* _DESCRIPTION OF THE TASK_: What is the number of lines in these records with "this" in them? Answer with that number only.

* _LISTED ENTRIES_:

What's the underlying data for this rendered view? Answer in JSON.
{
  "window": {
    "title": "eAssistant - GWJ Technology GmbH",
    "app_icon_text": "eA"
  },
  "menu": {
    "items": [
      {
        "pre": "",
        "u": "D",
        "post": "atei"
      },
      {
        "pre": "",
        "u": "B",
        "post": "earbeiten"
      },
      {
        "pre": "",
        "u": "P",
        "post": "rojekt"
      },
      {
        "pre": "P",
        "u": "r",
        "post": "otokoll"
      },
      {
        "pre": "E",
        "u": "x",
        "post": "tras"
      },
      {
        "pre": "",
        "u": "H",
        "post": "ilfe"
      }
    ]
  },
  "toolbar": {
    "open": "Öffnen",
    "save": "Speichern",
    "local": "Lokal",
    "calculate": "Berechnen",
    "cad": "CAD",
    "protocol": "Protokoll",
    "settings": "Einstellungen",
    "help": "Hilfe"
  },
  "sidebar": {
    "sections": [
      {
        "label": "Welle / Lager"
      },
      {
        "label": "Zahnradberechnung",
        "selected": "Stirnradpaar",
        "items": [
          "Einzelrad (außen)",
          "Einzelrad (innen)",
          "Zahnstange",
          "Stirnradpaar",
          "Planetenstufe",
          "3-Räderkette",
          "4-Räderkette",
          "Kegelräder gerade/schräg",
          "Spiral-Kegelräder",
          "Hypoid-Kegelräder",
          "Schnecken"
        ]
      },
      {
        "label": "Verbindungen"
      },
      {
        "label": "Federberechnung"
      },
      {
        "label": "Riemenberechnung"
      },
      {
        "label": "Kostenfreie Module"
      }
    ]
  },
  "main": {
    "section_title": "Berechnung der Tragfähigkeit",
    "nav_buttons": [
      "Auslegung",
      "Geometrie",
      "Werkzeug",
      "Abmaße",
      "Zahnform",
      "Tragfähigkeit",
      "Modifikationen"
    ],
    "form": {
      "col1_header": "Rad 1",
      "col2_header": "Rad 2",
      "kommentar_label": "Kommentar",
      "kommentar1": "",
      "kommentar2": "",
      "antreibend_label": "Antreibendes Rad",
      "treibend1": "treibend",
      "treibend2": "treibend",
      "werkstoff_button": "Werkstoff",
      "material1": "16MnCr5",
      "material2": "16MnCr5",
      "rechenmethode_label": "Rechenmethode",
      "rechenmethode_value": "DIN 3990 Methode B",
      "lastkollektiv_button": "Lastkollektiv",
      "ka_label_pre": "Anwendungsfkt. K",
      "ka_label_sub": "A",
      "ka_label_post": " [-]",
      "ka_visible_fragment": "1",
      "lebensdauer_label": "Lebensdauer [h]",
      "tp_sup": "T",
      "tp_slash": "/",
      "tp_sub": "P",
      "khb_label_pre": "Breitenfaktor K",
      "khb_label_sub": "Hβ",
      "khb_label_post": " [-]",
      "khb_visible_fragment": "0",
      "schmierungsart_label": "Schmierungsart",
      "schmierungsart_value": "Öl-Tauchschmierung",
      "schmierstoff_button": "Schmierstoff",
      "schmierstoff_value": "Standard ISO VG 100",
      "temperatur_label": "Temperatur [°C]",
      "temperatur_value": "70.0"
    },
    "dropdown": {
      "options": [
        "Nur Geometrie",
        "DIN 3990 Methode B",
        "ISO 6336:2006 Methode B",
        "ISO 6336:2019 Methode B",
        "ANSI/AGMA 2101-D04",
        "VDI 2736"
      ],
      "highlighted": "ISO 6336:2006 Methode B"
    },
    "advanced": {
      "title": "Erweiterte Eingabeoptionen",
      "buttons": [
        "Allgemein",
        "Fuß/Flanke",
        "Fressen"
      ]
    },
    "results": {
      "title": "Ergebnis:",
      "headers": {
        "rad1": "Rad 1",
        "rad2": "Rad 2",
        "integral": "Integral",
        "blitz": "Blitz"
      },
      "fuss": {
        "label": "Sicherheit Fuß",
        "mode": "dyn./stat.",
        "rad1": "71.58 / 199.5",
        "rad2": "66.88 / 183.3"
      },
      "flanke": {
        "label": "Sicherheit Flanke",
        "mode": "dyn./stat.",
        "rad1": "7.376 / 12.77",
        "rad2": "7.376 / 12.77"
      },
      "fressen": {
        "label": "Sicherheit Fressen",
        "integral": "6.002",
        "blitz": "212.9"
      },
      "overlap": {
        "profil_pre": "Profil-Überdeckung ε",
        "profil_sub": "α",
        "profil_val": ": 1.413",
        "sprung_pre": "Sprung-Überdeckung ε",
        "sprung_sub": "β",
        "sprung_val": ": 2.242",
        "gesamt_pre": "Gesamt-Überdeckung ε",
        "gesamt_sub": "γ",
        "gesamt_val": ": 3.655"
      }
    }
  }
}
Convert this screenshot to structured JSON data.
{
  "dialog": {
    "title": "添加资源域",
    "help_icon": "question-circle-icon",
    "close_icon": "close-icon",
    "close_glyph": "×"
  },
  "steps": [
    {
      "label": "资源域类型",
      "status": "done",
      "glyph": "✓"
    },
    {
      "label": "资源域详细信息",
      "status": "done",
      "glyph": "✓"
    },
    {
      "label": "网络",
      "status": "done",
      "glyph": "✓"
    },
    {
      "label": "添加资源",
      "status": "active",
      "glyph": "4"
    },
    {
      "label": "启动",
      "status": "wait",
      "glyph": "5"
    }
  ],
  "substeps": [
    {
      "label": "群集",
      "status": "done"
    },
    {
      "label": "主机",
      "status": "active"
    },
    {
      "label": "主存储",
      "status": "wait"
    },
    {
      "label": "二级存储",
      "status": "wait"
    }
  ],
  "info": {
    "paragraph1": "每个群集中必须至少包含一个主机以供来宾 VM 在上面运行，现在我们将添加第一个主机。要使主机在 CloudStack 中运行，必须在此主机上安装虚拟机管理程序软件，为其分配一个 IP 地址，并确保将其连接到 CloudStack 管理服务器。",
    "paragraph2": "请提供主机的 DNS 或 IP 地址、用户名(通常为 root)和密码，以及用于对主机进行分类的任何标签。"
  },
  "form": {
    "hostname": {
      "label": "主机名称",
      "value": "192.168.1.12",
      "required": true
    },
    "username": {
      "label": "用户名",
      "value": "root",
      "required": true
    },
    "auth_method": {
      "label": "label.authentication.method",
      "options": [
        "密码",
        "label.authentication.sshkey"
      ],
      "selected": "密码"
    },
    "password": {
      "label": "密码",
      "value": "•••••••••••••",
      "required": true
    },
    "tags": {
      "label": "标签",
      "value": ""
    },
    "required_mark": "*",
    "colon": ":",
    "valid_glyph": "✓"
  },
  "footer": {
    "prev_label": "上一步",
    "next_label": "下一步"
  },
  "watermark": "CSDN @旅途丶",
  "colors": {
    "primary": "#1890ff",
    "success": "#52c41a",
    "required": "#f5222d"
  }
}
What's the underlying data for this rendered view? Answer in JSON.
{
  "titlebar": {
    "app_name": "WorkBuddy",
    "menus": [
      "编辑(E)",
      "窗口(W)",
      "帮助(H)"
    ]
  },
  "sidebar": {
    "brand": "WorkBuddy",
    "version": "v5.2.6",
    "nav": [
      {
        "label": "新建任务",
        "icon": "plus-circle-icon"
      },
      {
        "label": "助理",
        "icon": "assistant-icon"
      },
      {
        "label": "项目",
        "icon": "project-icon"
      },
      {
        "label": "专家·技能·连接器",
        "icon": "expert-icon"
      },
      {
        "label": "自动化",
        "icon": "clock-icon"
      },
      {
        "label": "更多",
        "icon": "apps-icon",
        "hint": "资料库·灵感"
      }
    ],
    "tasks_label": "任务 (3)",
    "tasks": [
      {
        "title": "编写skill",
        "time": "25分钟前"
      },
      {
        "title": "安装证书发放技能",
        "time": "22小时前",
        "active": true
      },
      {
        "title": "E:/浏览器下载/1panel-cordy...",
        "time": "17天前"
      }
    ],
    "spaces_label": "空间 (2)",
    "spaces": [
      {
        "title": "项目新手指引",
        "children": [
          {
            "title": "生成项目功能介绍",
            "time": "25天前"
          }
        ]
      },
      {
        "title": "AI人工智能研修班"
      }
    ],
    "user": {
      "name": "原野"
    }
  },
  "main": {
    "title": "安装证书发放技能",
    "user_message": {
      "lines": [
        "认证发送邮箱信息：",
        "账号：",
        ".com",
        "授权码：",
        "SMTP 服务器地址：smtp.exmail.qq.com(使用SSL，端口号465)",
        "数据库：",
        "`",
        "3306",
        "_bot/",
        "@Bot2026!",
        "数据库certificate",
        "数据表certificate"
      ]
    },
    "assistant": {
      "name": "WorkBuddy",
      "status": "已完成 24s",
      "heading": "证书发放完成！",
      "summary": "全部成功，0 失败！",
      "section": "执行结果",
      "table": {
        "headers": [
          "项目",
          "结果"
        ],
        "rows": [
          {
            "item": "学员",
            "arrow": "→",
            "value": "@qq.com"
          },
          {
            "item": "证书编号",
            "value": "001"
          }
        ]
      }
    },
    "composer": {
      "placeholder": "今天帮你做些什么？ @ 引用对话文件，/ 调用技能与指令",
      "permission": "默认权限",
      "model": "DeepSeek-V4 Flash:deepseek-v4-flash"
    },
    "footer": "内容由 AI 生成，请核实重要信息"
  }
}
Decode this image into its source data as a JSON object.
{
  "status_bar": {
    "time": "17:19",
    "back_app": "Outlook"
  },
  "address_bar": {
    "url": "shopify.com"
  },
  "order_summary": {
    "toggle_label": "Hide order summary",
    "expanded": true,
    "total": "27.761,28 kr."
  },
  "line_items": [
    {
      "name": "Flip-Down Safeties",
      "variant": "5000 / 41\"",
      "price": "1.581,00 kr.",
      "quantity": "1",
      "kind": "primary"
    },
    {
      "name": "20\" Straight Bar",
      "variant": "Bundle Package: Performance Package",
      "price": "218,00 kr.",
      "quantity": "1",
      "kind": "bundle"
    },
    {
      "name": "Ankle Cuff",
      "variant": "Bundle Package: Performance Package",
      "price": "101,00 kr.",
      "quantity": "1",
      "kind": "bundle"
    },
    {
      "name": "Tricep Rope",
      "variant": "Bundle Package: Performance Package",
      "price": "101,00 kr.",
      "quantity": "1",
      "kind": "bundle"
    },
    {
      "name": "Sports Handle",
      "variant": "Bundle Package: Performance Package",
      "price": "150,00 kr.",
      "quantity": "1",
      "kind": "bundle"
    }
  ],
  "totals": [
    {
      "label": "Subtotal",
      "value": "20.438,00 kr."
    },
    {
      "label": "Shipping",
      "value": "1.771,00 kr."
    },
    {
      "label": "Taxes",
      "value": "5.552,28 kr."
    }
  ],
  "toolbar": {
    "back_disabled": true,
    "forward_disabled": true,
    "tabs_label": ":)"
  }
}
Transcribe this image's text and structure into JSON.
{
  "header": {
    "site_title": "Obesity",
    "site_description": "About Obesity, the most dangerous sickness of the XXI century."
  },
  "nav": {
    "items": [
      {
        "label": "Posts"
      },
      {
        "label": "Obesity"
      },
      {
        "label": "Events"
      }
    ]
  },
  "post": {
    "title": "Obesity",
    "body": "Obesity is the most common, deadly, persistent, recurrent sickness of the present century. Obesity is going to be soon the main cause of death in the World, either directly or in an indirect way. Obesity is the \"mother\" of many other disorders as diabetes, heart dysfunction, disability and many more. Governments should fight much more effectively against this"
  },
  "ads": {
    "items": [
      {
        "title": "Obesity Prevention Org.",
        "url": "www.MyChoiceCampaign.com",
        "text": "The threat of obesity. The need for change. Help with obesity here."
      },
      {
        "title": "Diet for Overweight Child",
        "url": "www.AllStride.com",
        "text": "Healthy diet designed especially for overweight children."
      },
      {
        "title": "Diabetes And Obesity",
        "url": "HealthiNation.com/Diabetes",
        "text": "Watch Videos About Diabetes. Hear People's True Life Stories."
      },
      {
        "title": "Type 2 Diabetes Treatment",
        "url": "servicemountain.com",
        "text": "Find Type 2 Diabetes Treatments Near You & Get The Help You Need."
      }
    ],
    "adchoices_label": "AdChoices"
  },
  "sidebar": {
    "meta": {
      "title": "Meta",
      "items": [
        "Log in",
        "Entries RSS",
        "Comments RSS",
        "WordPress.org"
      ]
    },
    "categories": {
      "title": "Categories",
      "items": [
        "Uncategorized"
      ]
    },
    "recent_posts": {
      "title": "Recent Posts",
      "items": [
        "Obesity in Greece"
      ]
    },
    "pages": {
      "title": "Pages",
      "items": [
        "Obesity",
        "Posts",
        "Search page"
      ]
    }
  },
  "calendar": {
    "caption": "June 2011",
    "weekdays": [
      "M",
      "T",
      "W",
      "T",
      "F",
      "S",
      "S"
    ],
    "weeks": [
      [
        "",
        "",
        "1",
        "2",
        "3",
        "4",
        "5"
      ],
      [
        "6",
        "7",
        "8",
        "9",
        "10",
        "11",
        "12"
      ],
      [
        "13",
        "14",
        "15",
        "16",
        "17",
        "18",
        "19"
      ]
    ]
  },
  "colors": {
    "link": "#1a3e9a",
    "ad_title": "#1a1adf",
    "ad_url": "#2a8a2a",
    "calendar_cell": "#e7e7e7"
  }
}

* _WRITTEN RESPONSE_: 6